=== Data under study ===

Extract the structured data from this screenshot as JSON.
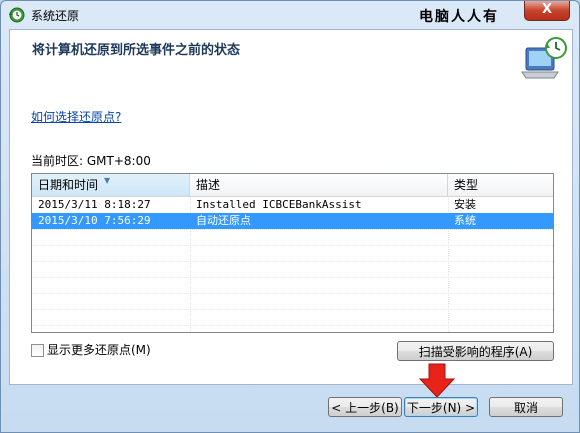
{
  "window": {
    "title": "系统还原",
    "watermark": "电脑人人有",
    "close_label": "X"
  },
  "header": {
    "heading": "将计算机还原到所选事件之前的状态"
  },
  "help_link": "如何选择还原点?",
  "timezone_label": "当前时区: GMT+8:00",
  "table": {
    "columns": [
      "日期和时间",
      "描述",
      "类型"
    ],
    "rows": [
      {
        "date": "2015/3/11 8:18:27",
        "description": "Installed ICBCEBankAssist",
        "type": "安装",
        "selected": false
      },
      {
        "date": "2015/3/10 7:56:29",
        "description": "自动还原点",
        "type": "系统",
        "selected": true
      }
    ]
  },
  "show_more_label": "显示更多还原点(M)",
  "scan_button": "扫描受影响的程序(A)",
  "buttons": {
    "back": "< 上一步(B)",
    "next": "下一步(N) >",
    "cancel": "取消"
  },
  "colors": {
    "selection": "#3399ff",
    "arrow": "#e8231a",
    "heading": "#1e395b"
  },
  "icons": [
    "system-restore-icon",
    "restore-computer-icon",
    "sort-arrow-icon",
    "red-down-arrow-icon"
  ]
}
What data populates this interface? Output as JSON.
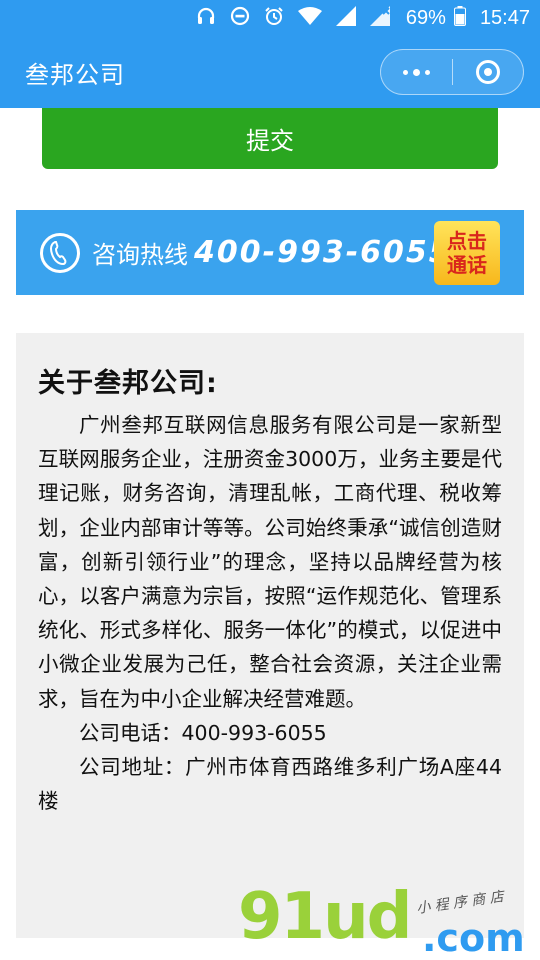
{
  "status_bar": {
    "battery": "69%",
    "time": "15:47"
  },
  "nav": {
    "title": "叁邦公司"
  },
  "form": {
    "submit_label": "提交"
  },
  "hotline": {
    "label": "咨询热线",
    "number": "400-993-6055",
    "call_line1": "点击",
    "call_line2": "通话"
  },
  "about": {
    "heading": "关于叁邦公司:",
    "body": "广州叁邦互联网信息服务有限公司是一家新型互联网服务企业，注册资金3000万，业务主要是代理记账，财务咨询，清理乱帐，工商代理、税收筹划，企业内部审计等等。公司始终秉承“诚信创造财富，创新引领行业”的理念，坚持以品牌经营为核心，以客户满意为宗旨，按照“运作规范化、管理系统化、形式多样化、服务一体化”的模式，以促进中小微企业发展为己任，整合社会资源，关注企业需求，旨在为中小企业解决经营难题。",
    "phone": "公司电话：400-993-6055",
    "address": "公司地址：广州市体育西路维多利广场A座44楼"
  },
  "watermark": {
    "brand": "91ud",
    "domain": ".com",
    "tagline": "小 程 序 商 店"
  }
}
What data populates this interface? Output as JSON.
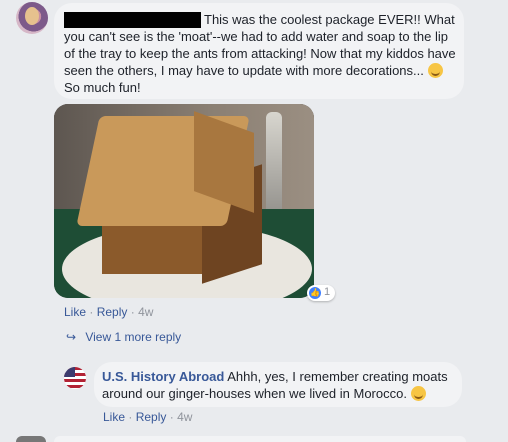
{
  "comment": {
    "text": "This was the coolest package EVER!! What you can't see is the 'moat'--we had to add water and soap to the lip of the tray to keep the ants from attacking! Now that my kiddos have seen the others, I may have to update with more decorations...",
    "text_tail": "So much fun!",
    "reaction_count": "1",
    "like_label": "Like",
    "reply_label": "Reply",
    "time": "4w",
    "sep": "·"
  },
  "view_more": "View 1 more reply",
  "reply": {
    "author": "U.S. History Abroad",
    "text": "Ahhh, yes, I remember creating moats around our ginger-houses when we lived in Morocco.",
    "like_label": "Like",
    "reply_label": "Reply",
    "time": "4w",
    "sep": "·"
  },
  "icons": {
    "reaction": "like-icon",
    "view_more": "reply-arrow-icon",
    "emoji": "smiley-emoji-icon"
  },
  "colors": {
    "link": "#385898",
    "bubble": "#f2f3f5",
    "background": "#e9ebee",
    "like_blue": "#4080ff"
  }
}
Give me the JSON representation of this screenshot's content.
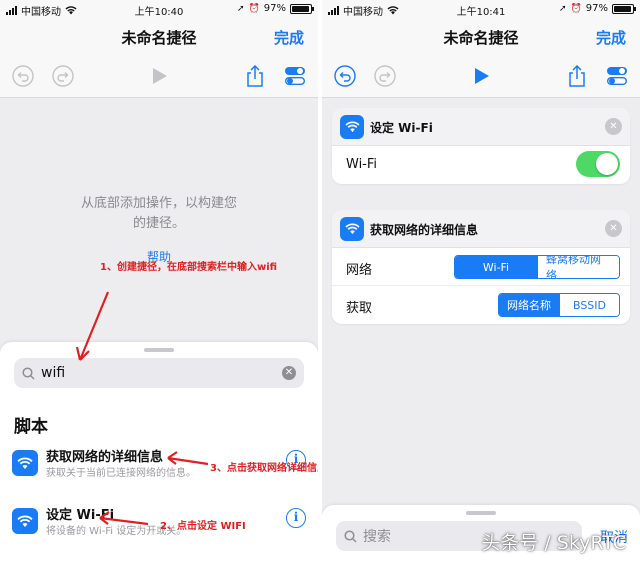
{
  "left_screen": {
    "status": {
      "carrier": "中国移动",
      "time": "上午10:40",
      "battery": "97%",
      "battery_level": 0.97
    },
    "nav": {
      "title": "未命名捷径",
      "done": "完成"
    },
    "hint": [
      "从底部添加操作，以构建您",
      "的捷径。"
    ],
    "help": "帮助",
    "sheet": {
      "search_value": "wifi",
      "section": "脚本",
      "actions": [
        {
          "title": "获取网络的详细信息",
          "subtitle": "获取关于当前已连接网络的信息。"
        },
        {
          "title": "设定 Wi-Fi",
          "subtitle": "将设备的 Wi-Fi 设定为开或关。"
        }
      ]
    },
    "annotations": {
      "step1": "1、创建捷径，在底部搜索栏中输入wifi",
      "step2": "2、点击设定 WIFI",
      "step3": "3、点击获取网络详细信息"
    }
  },
  "right_screen": {
    "status": {
      "carrier": "中国移动",
      "time": "上午10:41",
      "battery": "97%",
      "battery_level": 0.97
    },
    "nav": {
      "title": "未命名捷径",
      "done": "完成"
    },
    "card_wifi": {
      "title": "设定 Wi-Fi",
      "row_label": "Wi-Fi",
      "toggle_on": true
    },
    "card_network": {
      "title": "获取网络的详细信息",
      "rows": [
        {
          "label": "网络",
          "options": [
            "Wi-Fi",
            "蜂窝移动网络"
          ],
          "selected": 0
        },
        {
          "label": "获取",
          "options": [
            "网络名称",
            "BSSID"
          ],
          "selected": 0
        }
      ]
    },
    "sheet": {
      "search_placeholder": "搜索",
      "cancel": "取消"
    }
  },
  "watermark": "头条号 / SkyRTC",
  "colors": {
    "accent": "#1a7cf5",
    "toggle_on": "#4cd964",
    "annotation": "#e02020"
  }
}
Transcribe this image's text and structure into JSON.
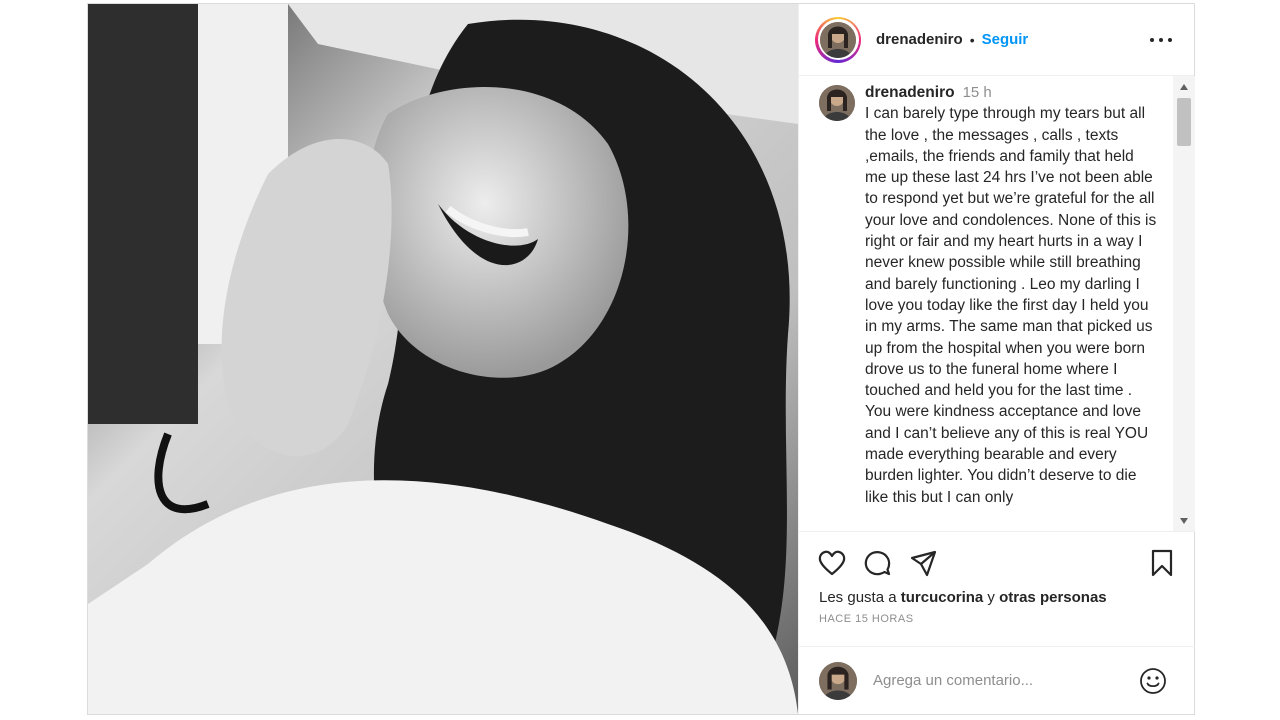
{
  "post": {
    "username": "drenadeniro",
    "follow_label": "Seguir",
    "dot": "•",
    "photo_icon": "post-photo",
    "more_icon": "more-options-icon"
  },
  "caption": {
    "username": "drenadeniro",
    "time": "15 h",
    "text": "I can barely type through my tears but all the love , the messages , calls , texts ,emails, the friends and family that held me up these last 24 hrs I’ve not been able to respond yet but we’re grateful for the all your love and condolences. None of this is right or fair and my heart hurts in a way I never knew possible while still breathing and barely functioning . Leo my darling I love you today like the first day I held you in my arms. The same man that picked us up from the hospital when you were born drove us to the funeral home where I touched and held you for the last time . You were kindness acceptance and love and I can’t believe any of this is real YOU made everything bearable and every burden lighter. You didn’t deserve to die like this but I can only"
  },
  "actions": {
    "icons": [
      "heart-icon",
      "comment-icon",
      "share-icon",
      "bookmark-icon"
    ]
  },
  "likes": {
    "prefix": "Les gusta a ",
    "user": "turcucorina",
    "connector": " y ",
    "others": "otras personas"
  },
  "time_ago": "HACE 15 HORAS",
  "comment_box": {
    "placeholder": "Agrega un comentario...",
    "emoji_icon": "emoji-icon"
  }
}
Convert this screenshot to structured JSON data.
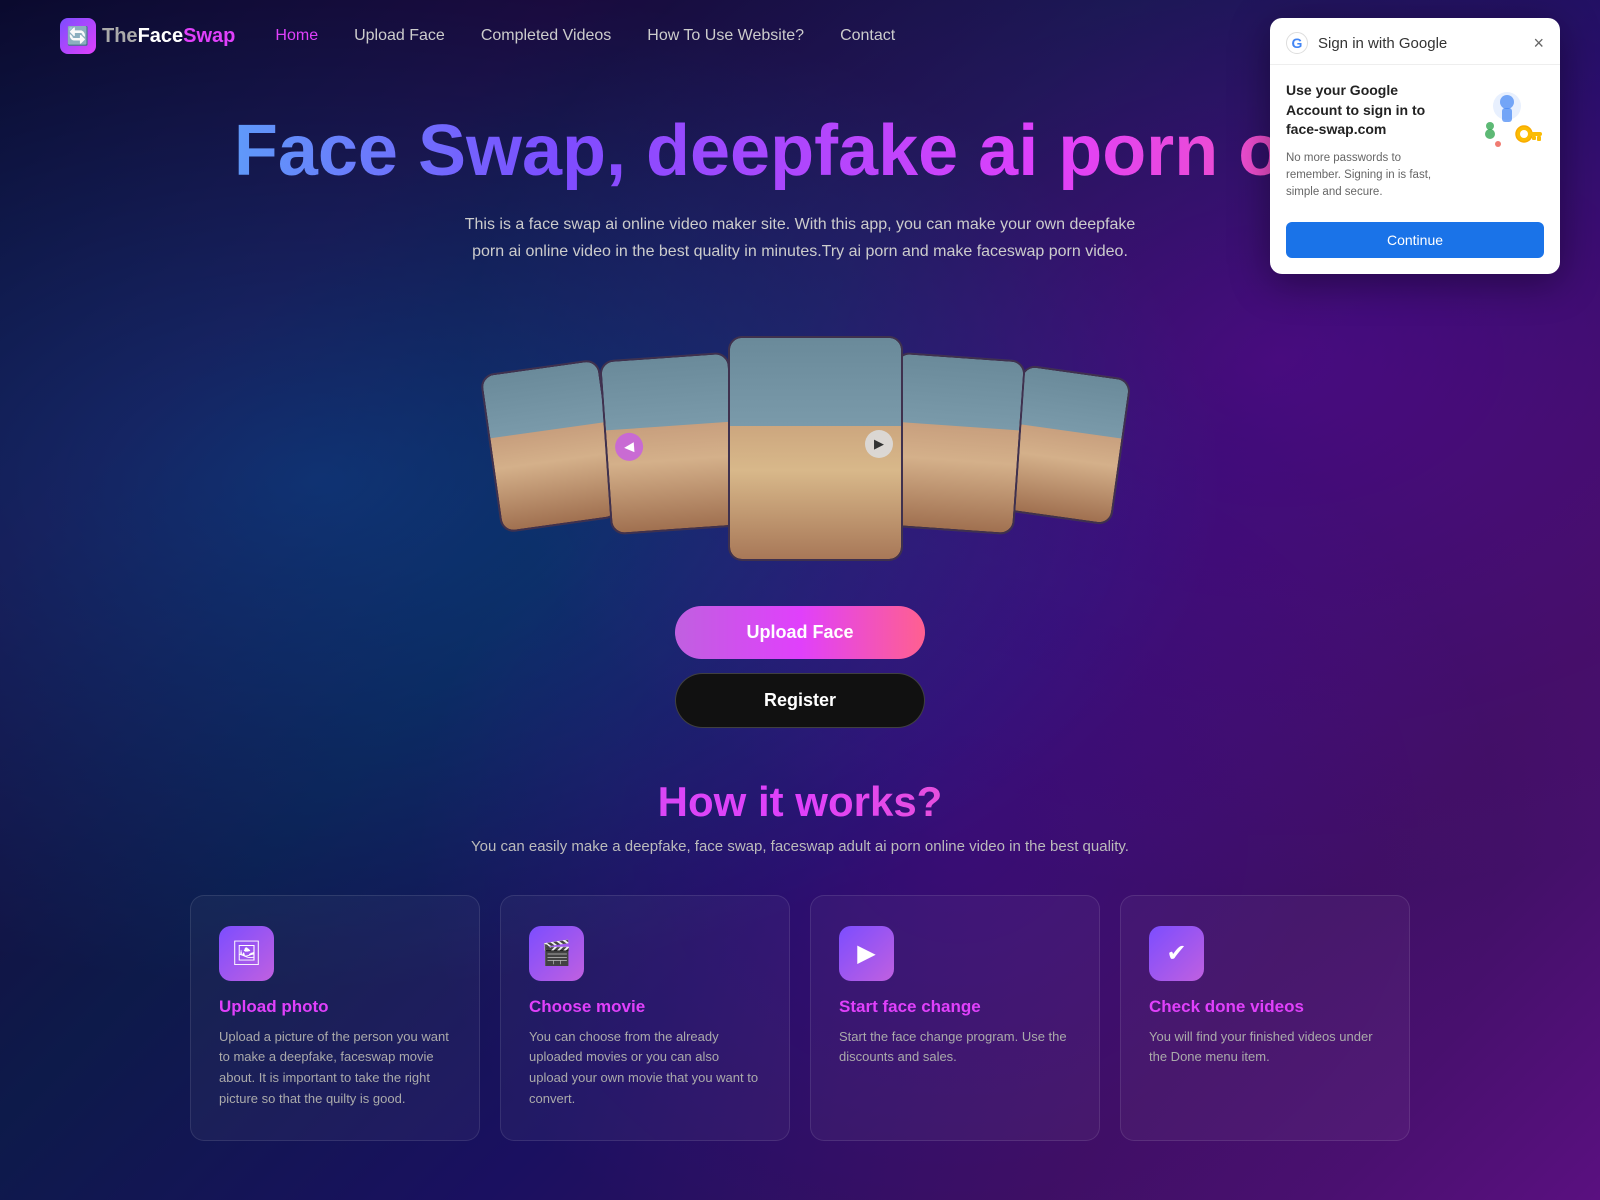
{
  "site": {
    "logo_the": "The",
    "logo_face": "Face",
    "logo_swap": "Swap"
  },
  "nav": {
    "links": [
      {
        "label": "Home",
        "active": true
      },
      {
        "label": "Upload Face",
        "active": false
      },
      {
        "label": "Completed Videos",
        "active": false
      },
      {
        "label": "How To Use Website?",
        "active": false
      },
      {
        "label": "Contact",
        "active": false
      }
    ]
  },
  "hero": {
    "title": "Face Swap, deepfake ai porn onli",
    "subtitle": "This is a face swap ai online video maker site. With this app, you can make your own deepfake porn ai online video in the best quality in minutes.Try ai porn and make faceswap porn video.",
    "btn_upload": "Upload Face",
    "btn_register": "Register"
  },
  "how": {
    "title": "How it works?",
    "subtitle": "You can easily make a deepfake, face swap, faceswap adult ai porn online video in the best quality.",
    "cards": [
      {
        "id": "upload-photo",
        "icon": "🖼",
        "title": "Upload photo",
        "desc": "Upload a picture of the person you want to make a deepfake, faceswap movie about. It is important to take the right picture so that the quilty is good."
      },
      {
        "id": "choose-movie",
        "icon": "🎬",
        "title": "Choose movie",
        "desc": "You can choose from the already uploaded movies or you can also upload your own movie that you want to convert."
      },
      {
        "id": "start-face-change",
        "icon": "▶",
        "title": "Start face change",
        "desc": "Start the face change program. Use the discounts and sales."
      },
      {
        "id": "check-done-videos",
        "icon": "✓",
        "title": "Check done videos",
        "desc": "You will find your finished videos under the Done menu item."
      }
    ]
  },
  "google_popup": {
    "header_title": "Sign in with Google",
    "close_label": "×",
    "main_text": "Use your Google Account to sign in to face-swap.com",
    "sub_text": "No more passwords to remember. Signing in is fast, simple and secure.",
    "btn_continue": "Continue"
  }
}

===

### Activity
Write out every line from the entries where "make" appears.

### Result of this task
    "subtitle": "This is a face swap ai online video maker site. With this app, you can make your own deepfake porn ai online video in the best quality in minutes.Try ai porn and make faceswap porn video.",
    "subtitle": "You can easily make a deepfake, face swap, faceswap adult ai porn online video in the best quality.",
        "desc": "Upload a picture of the person you want to make a deepfake, faceswap movie about. It is important to take the right picture so that the quilty is good."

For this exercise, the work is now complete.